And crowdfunding is a large part of that solution.
For starters, there are more than 700 different crowdfunding sites online, providing platform-level support for whatever kind of campaign you might have in mind. More importantly, the total amount raised via crowdfunding is following an exponential curve—from $530 million in 2009 to $1.5 billion in 2011 to $2.7 billion in 2012.
This year, experts are predicting the total size of the crowdfunding market will come in somewhere between $5 billion and $15 billion. And a great example of the power of this rising market emerged a few days ago, when Eric Migicovsky and his team at Pebble Watch set a new crowdfunding record, raising $20,338,996 for a new iteration of their smart watch.
It should also be pointed out that Migicovsky and his Pebble team owned one of the earlier crowdfunding records, having already raised $10.3 million dollars back in 2012 for the initial iteration of the watch.
But crowdfunding provides far more than access to capital. Again, consider the Pebble. Migicovsky launched his first (2012) crowdfunding campaign as a last resort. By the time he turned to Kickstarter, he had already taken the concept of the smart watch to a couple dozen venture capitalists in Silicon Valley. He needed only $100,000, but all of them turned him down. When he decided to launch a crowdfunding campaign it was a desperation move—he literally had no other hope for keeping his company alive.
But what he gained from crowdfunding success was far more than $10.3 million to build the watch—he also got of market validation. Over 20 VCs turned him down, meaning not one of them believed there was a real hunger for this product. But Migicovsky’s success gave him a deep confidence that there was a market hungry for his product and he got this—the key detail—before he had actually built that product. Talk about a massive boost to efficiency.
What’s more, not only did Migicovsky’s success prove those VCs wrong and establish Pebble as a player, it also helped him build up a core supporter base, essentially a community of like-minded individuals who shared his passion for cutting edge smart watches.

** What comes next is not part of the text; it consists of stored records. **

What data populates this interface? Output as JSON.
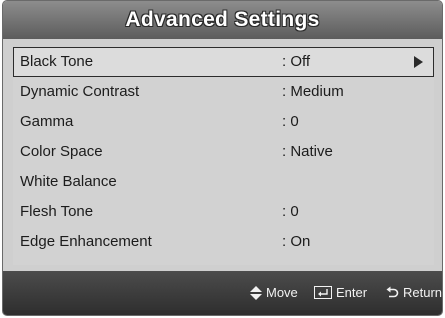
{
  "title": "Advanced Settings",
  "items": [
    {
      "label": "Black Tone",
      "value": ": Off",
      "selected": true
    },
    {
      "label": "Dynamic Contrast",
      "value": ": Medium"
    },
    {
      "label": "Gamma",
      "value": ": 0"
    },
    {
      "label": "Color Space",
      "value": ": Native"
    },
    {
      "label": "White Balance",
      "value": ""
    },
    {
      "label": "Flesh Tone",
      "value": ": 0"
    },
    {
      "label": "Edge Enhancement",
      "value": ": On"
    }
  ],
  "footer": {
    "move": "Move",
    "enter": "Enter",
    "return": "Return"
  },
  "icons": {
    "move": "up-down-arrows-icon",
    "enter": "enter-icon",
    "return": "return-icon"
  }
}
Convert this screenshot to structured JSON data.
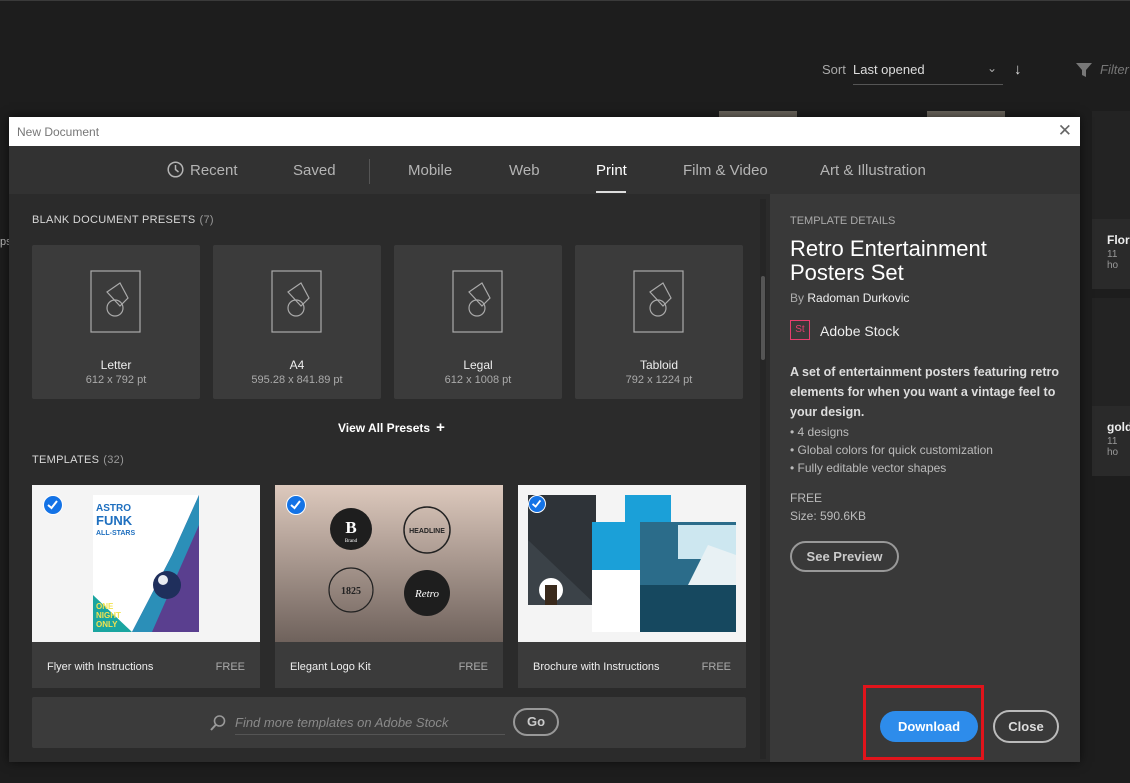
{
  "app": {
    "sort_label": "Sort",
    "sort_value": "Last opened",
    "filter_placeholder": "Filter",
    "side_cards": [
      {
        "title": "Flora",
        "sub": "11 ho"
      },
      {
        "title": "gold",
        "sub": "11 ho"
      }
    ],
    "left_edge_text": "ps"
  },
  "dialog": {
    "title": "New Document",
    "tabs": [
      "Recent",
      "Saved",
      "Mobile",
      "Web",
      "Print",
      "Film & Video",
      "Art & Illustration"
    ],
    "active_tab": "Print",
    "presets_heading": "BLANK DOCUMENT PRESETS",
    "presets_count": "(7)",
    "presets": [
      {
        "name": "Letter",
        "size": "612 x 792 pt"
      },
      {
        "name": "A4",
        "size": "595.28 x 841.89 pt"
      },
      {
        "name": "Legal",
        "size": "612 x 1008 pt"
      },
      {
        "name": "Tabloid",
        "size": "792 x 1224 pt"
      }
    ],
    "view_all": "View All Presets",
    "templates_heading": "TEMPLATES",
    "templates_count": "(32)",
    "templates": [
      {
        "name": "Flyer with Instructions",
        "price": "FREE"
      },
      {
        "name": "Elegant Logo Kit",
        "price": "FREE"
      },
      {
        "name": "Brochure with Instructions",
        "price": "FREE"
      }
    ],
    "flyer_text": {
      "l1": "ASTRO",
      "l2": "FUNK",
      "l3": "ALL-STARS",
      "l4": "ONE",
      "l5": "NIGHT",
      "l6": "ONLY"
    },
    "logo_text": {
      "b": "B",
      "brand": "Brand",
      "headline": "HEADLINE",
      "year": "1825",
      "retro": "Retro"
    },
    "search_placeholder": "Find more templates on Adobe Stock",
    "go_label": "Go",
    "details": {
      "label": "TEMPLATE DETAILS",
      "title": "Retro Entertainment Posters Set",
      "by_prefix": "By",
      "author": "Radoman Durkovic",
      "stock_icon": "St",
      "stock_name": "Adobe Stock",
      "description": "A set of entertainment posters featuring retro elements for when you want a vintage feel to your design.",
      "bullets": [
        "4 designs",
        "Global colors for quick customization",
        "Fully editable vector shapes"
      ],
      "price": "FREE",
      "size": "Size: 590.6KB",
      "preview_label": "See Preview",
      "download_label": "Download",
      "close_label": "Close"
    }
  },
  "colors": {
    "accent": "#2d8ceb",
    "highlight": "#e1141b",
    "check": "#1473e6",
    "stock": "#e83e6e"
  }
}
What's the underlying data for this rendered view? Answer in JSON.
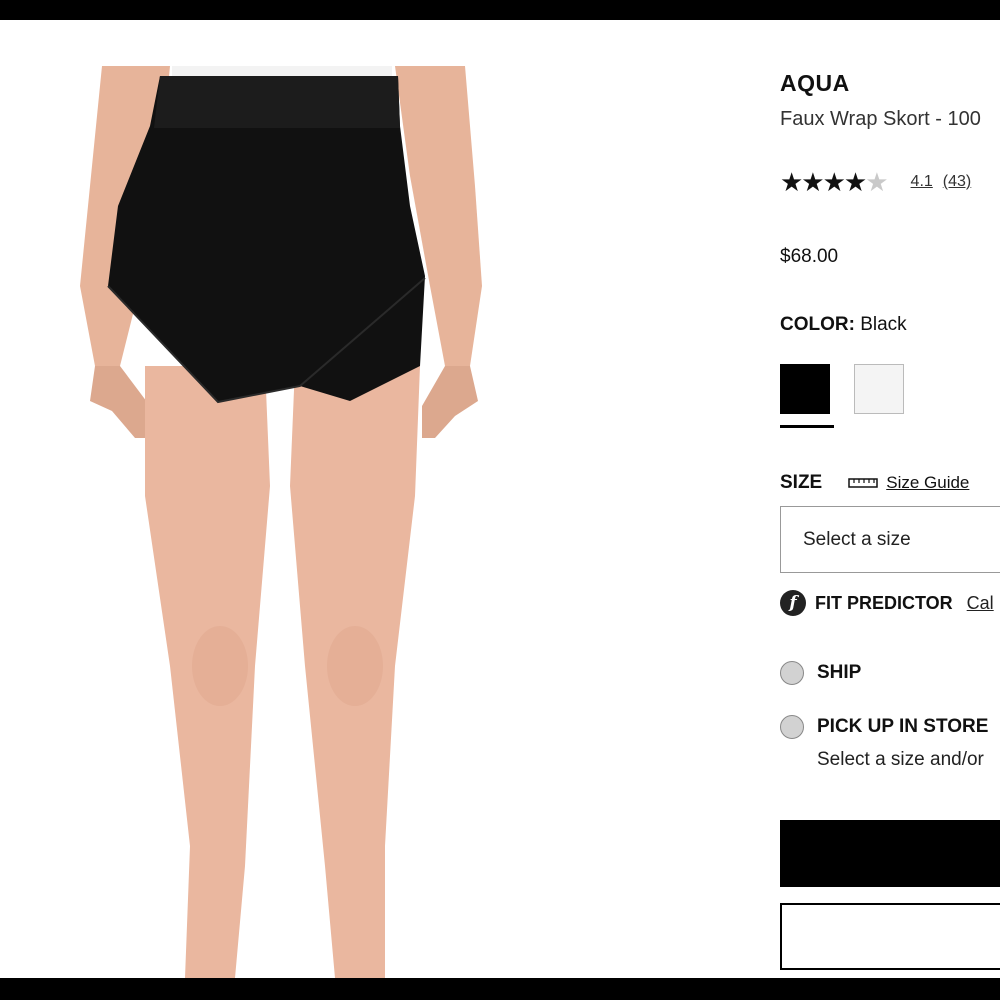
{
  "product": {
    "brand": "AQUA",
    "name": "Faux Wrap Skort - 100",
    "rating_value": "4.1",
    "review_count": "(43)",
    "stars_full": "★★★★",
    "stars_partial": "★",
    "price": "$68.00"
  },
  "color": {
    "label": "COLOR:",
    "selected": "Black",
    "swatches": [
      {
        "name": "Black",
        "hex": "#000000"
      },
      {
        "name": "White",
        "hex": "#f4f4f4"
      }
    ]
  },
  "size": {
    "label": "SIZE",
    "guide_link": "Size Guide",
    "select_placeholder": "Select a size"
  },
  "fit_predictor": {
    "icon_glyph": "f",
    "label": "FIT PREDICTOR",
    "link": "Cal"
  },
  "fulfillment": {
    "ship_label": "SHIP",
    "pickup_label": "PICK UP IN STORE",
    "pickup_note": "Select a size and/or"
  },
  "buttons": {
    "primary_label": "",
    "secondary_label": ""
  },
  "colors": {
    "accent": "#000000",
    "background": "#ffffff"
  }
}
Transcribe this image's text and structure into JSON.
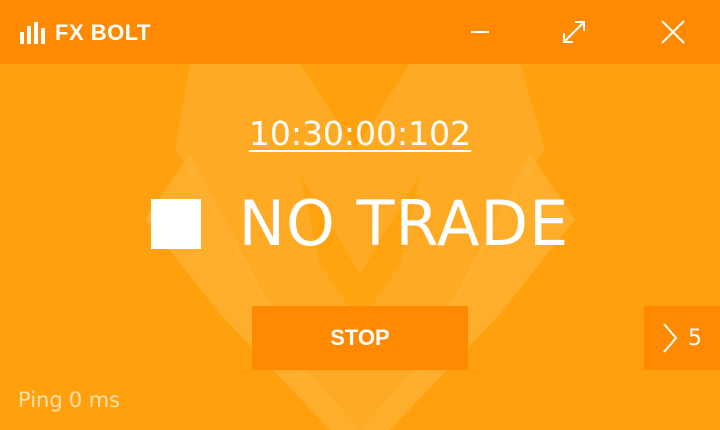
{
  "app": {
    "name": "FX BOLT",
    "icons": {
      "logo": "signal-bars-icon",
      "minimize": "minimize-icon",
      "maximize": "expand-icon",
      "close": "close-icon",
      "status": "stop-square-icon",
      "next": "chevron-right-icon"
    }
  },
  "clock": {
    "time": "10:30:00:102"
  },
  "status": {
    "label": "NO TRADE"
  },
  "controls": {
    "stop_label": "STOP",
    "next_count": "5"
  },
  "footer": {
    "ping_label": "Ping",
    "ping_value": "0 ms"
  },
  "colors": {
    "background": "#ffa00c",
    "bar": "#ff8900",
    "text": "#ffffff",
    "muted_text": "#ffe0a8"
  }
}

And it was this very community he tapped into on his second crowdfunding campaign. With a mailing list over 100,000 names strong (made up of fans and early adopters) his success the second time around was almost a foregone conclusion (though the level of that success certainly exceeded expectations).
The point here is that crowdfunding solves multiple challenges. It provides access to capital, pre-development market validation and serves a significant marketing/pr function—a true multi-tool for the modern era.
Moreover, the size of the crowdfunding market continues to grow. Experts are predicting that by 2025, crowdfunding raises will top $100 billion—nearly double the size of today’s venture market.
Of course, for that to happen, equity crowdfunding—which was legalized by the JOBS act back in 2012—has to become a real force. The problem has been the SEC, which has been taking its time working out the necessary nitty-gritty details required to put the equity market into play.
Well, last week, the SEC finally published a partial set of rules. “It’s a really positive step forward,” says Rafe Furst, senior VP at the equity crowdfunding company Crowdfunder. “While they don’t cover everything, they will make a difference in helping people close late-stage deals and provide a legislative stepping stone for the establishment of the rules needed for early-stage deals. But the really big deal is that this is the very first time non-accredited investors can invest.”
If you want more details on those rules, check out Crowdfunder CEO (and fellow Forbes blogger) Chance Barnett’s article here, but the main thrust is that all the signs continue to point towards crowdfunding maturity—a development that democratizes fund raising and leaves today’s entrepreneurs far more empowered than ever before.
[image credit: arch of pebbles balancing courtesy of Shutterstock]